(Dataset rows describing interfaces)
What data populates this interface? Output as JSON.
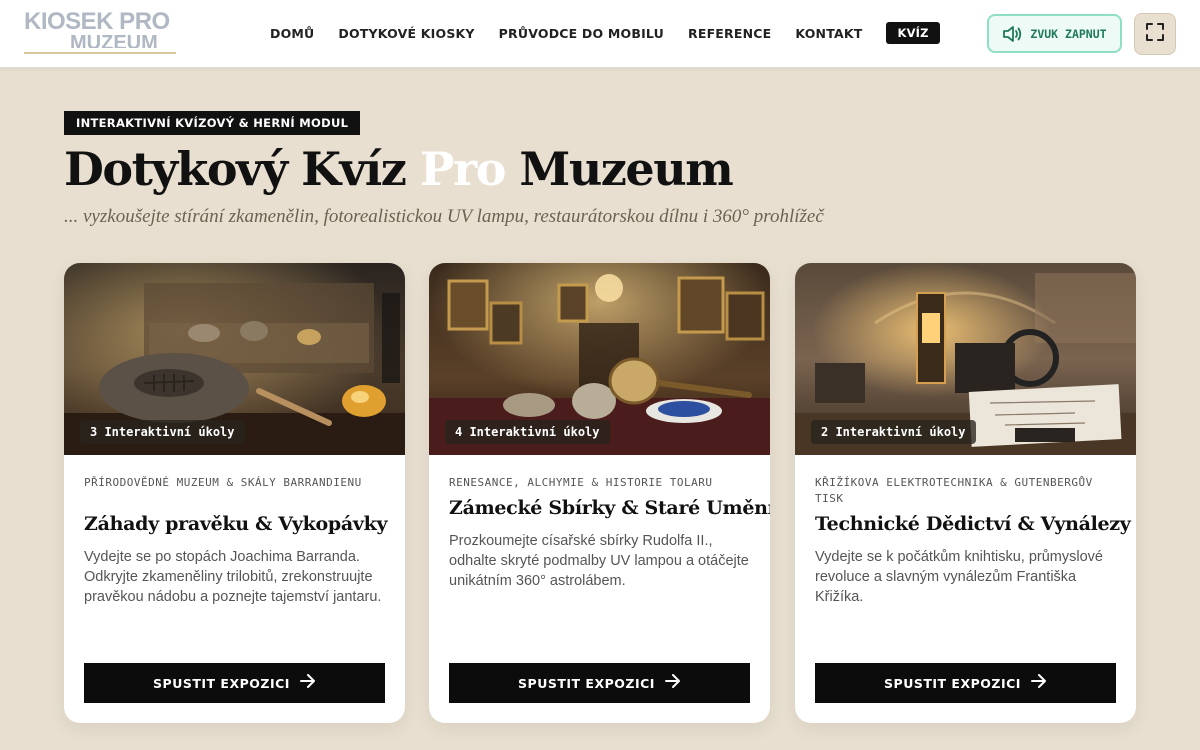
{
  "header": {
    "logo_line1": "KIOSEK PRO",
    "logo_line2": "MUZEUM",
    "nav": [
      "DOMŮ",
      "DOTYKOVÉ KIOSKY",
      "PRŮVODCE DO MOBILU",
      "REFERENCE",
      "KONTAKT"
    ],
    "nav_active": "KVÍZ",
    "sound_label": "ZVUK ZAPNUT",
    "sound_icon": "speaker-icon",
    "fullscreen_icon": "fullscreen-icon",
    "colors": {
      "sound_border": "#8fe0c2",
      "sound_text": "#1e7a5a"
    }
  },
  "hero": {
    "badge": "INTERAKTIVNÍ KVÍZOVÝ & HERNÍ MODUL",
    "title_part1": "Dotykový Kvíz ",
    "title_accent": "Pro",
    "title_part2": " Muzeum",
    "subtitle": "... vyzkoušejte stírání zkamenělin, fotorealistickou UV lampu, restaurátorskou dílnu i 360° prohlížeč"
  },
  "cards": [
    {
      "tasks": "3 Interaktivní úkoly",
      "category": "PŘÍRODOVĚDNÉ MUZEUM & SKÁLY BARRANDIENU",
      "title": "Záhady pravěku & Vykopávky",
      "description": "Vydejte se po stopách Joachima Barranda. Odkryjte zkameněliny trilobitů, zrekonstruujte pravěkou nádobu a poznejte tajemství jantaru.",
      "button": "SPUSTIT EXPOZICI"
    },
    {
      "tasks": "4 Interaktivní úkoly",
      "category": "RENESANCE, ALCHYMIE & HISTORIE TOLARU",
      "title": "Zámecké Sbírky & Staré Umění",
      "description": "Prozkoumejte císařské sbírky Rudolfa II., odhalte skryté podmalby UV lampou a otáčejte unikátním 360° astrolábem.",
      "button": "SPUSTIT EXPOZICI"
    },
    {
      "tasks": "2 Interaktivní úkoly",
      "category": "KŘIŽÍKOVA ELEKTROTECHNIKA & GUTENBERGŮV TISK",
      "title": "Technické Dědictví & Vynálezy",
      "description": "Vydejte se k počátkům knihtisku, průmyslové revoluce a slavným vynálezům Františka Křižíka.",
      "button": "SPUSTIT EXPOZICI"
    }
  ],
  "colors": {
    "page_bg": "#e8dfd0",
    "button_bg": "#0c0c0c"
  }
}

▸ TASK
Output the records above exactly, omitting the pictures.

▸ ANSWER TO THIS EXERCISE
What data populates this interface? Output as JSON.
{
  "header": {
    "logo_line1": "KIOSEK PRO",
    "logo_line2": "MUZEUM",
    "nav": [
      "DOMŮ",
      "DOTYKOVÉ KIOSKY",
      "PRŮVODCE DO MOBILU",
      "REFERENCE",
      "KONTAKT"
    ],
    "nav_active": "KVÍZ",
    "sound_label": "ZVUK ZAPNUT",
    "sound_icon": "speaker-icon",
    "fullscreen_icon": "fullscreen-icon",
    "colors": {
      "sound_border": "#8fe0c2",
      "sound_text": "#1e7a5a"
    }
  },
  "hero": {
    "badge": "INTERAKTIVNÍ KVÍZOVÝ & HERNÍ MODUL",
    "title_part1": "Dotykový Kvíz ",
    "title_accent": "Pro",
    "title_part2": " Muzeum",
    "subtitle": "... vyzkoušejte stírání zkamenělin, fotorealistickou UV lampu, restaurátorskou dílnu i 360° prohlížeč"
  },
  "cards": [
    {
      "tasks": "3 Interaktivní úkoly",
      "category": "PŘÍRODOVĚDNÉ MUZEUM & SKÁLY BARRANDIENU",
      "title": "Záhady pravěku & Vykopávky",
      "description": "Vydejte se po stopách Joachima Barranda. Odkryjte zkameněliny trilobitů, zrekonstruujte pravěkou nádobu a poznejte tajemství jantaru.",
      "button": "SPUSTIT EXPOZICI"
    },
    {
      "tasks": "4 Interaktivní úkoly",
      "category": "RENESANCE, ALCHYMIE & HISTORIE TOLARU",
      "title": "Zámecké Sbírky & Staré Umění",
      "description": "Prozkoumejte císařské sbírky Rudolfa II., odhalte skryté podmalby UV lampou a otáčejte unikátním 360° astrolábem.",
      "button": "SPUSTIT EXPOZICI"
    },
    {
      "tasks": "2 Interaktivní úkoly",
      "category": "KŘIŽÍKOVA ELEKTROTECHNIKA & GUTENBERGŮV TISK",
      "title": "Technické Dědictví & Vynálezy",
      "description": "Vydejte se k počátkům knihtisku, průmyslové revoluce a slavným vynálezům Františka Křižíka.",
      "button": "SPUSTIT EXPOZICI"
    }
  ],
  "colors": {
    "page_bg": "#e8dfd0",
    "button_bg": "#0c0c0c"
  }
}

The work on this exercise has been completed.